As you’d expect from a unit without a sub, the Roku doesn’t offer much in the way of home cinema slam, but it has a convincing amount of clarity and pop with both music and movies. There is some bass weight in there for the music, but you may want to experiment with the controls nestled in the menus depending on the content.
For example, I found the bass was a little overpowering for our test track Red Right Hand by Nick Cave and the Bad Seeds. The song sounded much better with the Reduced Bass setting enabled. I compared the sound against the Yamaha YAS-109 and found that the Yamaha made the song bigger and more majestic sounding, with still-discernible bass.
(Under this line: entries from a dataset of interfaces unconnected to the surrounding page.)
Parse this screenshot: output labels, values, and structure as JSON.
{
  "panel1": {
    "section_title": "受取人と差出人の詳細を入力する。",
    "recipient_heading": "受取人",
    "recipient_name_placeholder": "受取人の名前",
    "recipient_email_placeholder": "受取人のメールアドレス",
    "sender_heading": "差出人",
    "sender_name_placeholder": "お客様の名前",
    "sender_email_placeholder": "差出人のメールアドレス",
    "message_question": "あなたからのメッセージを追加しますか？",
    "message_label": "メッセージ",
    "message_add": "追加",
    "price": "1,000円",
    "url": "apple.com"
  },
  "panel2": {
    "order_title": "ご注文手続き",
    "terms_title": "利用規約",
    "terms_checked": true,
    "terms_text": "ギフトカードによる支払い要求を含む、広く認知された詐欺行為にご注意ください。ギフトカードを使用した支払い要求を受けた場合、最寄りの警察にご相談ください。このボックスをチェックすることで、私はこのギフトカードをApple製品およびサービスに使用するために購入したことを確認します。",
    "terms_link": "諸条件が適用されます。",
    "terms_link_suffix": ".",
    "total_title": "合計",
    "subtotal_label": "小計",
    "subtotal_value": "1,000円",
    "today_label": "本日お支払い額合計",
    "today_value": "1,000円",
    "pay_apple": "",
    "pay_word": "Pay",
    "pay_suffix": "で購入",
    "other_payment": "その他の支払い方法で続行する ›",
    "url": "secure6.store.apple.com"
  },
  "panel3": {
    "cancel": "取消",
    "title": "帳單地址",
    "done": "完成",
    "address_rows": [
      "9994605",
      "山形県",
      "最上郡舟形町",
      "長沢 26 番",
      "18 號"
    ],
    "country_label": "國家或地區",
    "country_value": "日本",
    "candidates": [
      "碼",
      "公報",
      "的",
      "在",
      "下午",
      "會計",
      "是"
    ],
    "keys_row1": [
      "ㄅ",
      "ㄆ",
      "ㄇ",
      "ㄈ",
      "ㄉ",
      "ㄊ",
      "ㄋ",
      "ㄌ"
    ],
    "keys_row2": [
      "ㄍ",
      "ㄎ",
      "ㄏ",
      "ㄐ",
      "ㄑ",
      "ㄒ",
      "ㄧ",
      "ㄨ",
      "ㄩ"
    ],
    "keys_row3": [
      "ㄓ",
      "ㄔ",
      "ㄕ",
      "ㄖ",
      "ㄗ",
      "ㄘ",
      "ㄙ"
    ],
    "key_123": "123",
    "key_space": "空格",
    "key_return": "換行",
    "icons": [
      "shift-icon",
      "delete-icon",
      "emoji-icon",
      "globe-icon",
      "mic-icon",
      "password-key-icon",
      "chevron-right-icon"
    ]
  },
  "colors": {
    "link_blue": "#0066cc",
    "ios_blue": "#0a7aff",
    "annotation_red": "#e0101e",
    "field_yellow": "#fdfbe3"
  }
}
Yet no matter which sound mode I chose on the Yamaha, the song’s stabby organ chords sounded too harsh and difficult to listen to. Going back to the Roku I found the organ sounded much more organic and integrated within the song.
Don’t expect huge walloping home theater sound out of the Roku. It doesn’t go all that loud, but least this means it doesn’t distort at maximum volume. It was still perfectly audible within the compact CNET AV room, though.
With the Oppo UDP-205 plugged in over HDMI and feeding into the soundbar over ARC, I found the dialog at the start Avatar’s Thanator chase scene to be admirably clear. There wasn’t as much of the jungle’s ambient buzzing, however, and neither was there any thump when the shell trees collapsed. There were glimpses of ambience on certain sounds but it wasn’t as involving when the action ramped up: I felt a lack of danger or dynamics as the Thanator was attacking.
The Yamaha’s dialog wasn’t as clear — Dr. Grace Augustine’s voice sounded a bit more chesty — but the jungle came to life: Bugs appeared from on high and the pachyderm thing that charges Jake reverberated around the room. It offered more of a thump with the shell trees resulting in more drama, more dynamic range and more bass.
I also compared the Roku to my favorite budget soundbar, the Vizio SB3621. It has the unfair advantage of a subwoofer and made its prowess with the content clear. The jungle came alive, as it had before with the Yamaha, and the Vizio’s sub made my chair move in a way the sub-less Roku simply couldn’t. I needed to add the Roku sub for better punch, but it makes the product twice the price. It’s worth considering the sub though, as it makes it an even better system.
Should you buy it?
What do you want a soundbar for? Is it to play from your existing sources? Get the Yamaha YAS-109. If you’re starting from scratch or just want to keep the number of devices to a minimum, however, the Roku is a fine choice.
As good as the Roku sounds, it’s outclassed for home theater by the Vizio SB3612, and so if you’re not fussed about the streamer aspect, or having HDMI, the Vizio is a cheaper, better option. While its streaming is redundant for people who already have a Roku or other streamer in their system, the smart soundbar brings a wealth of content and enjoyable sound quality to older TVs for not very much money.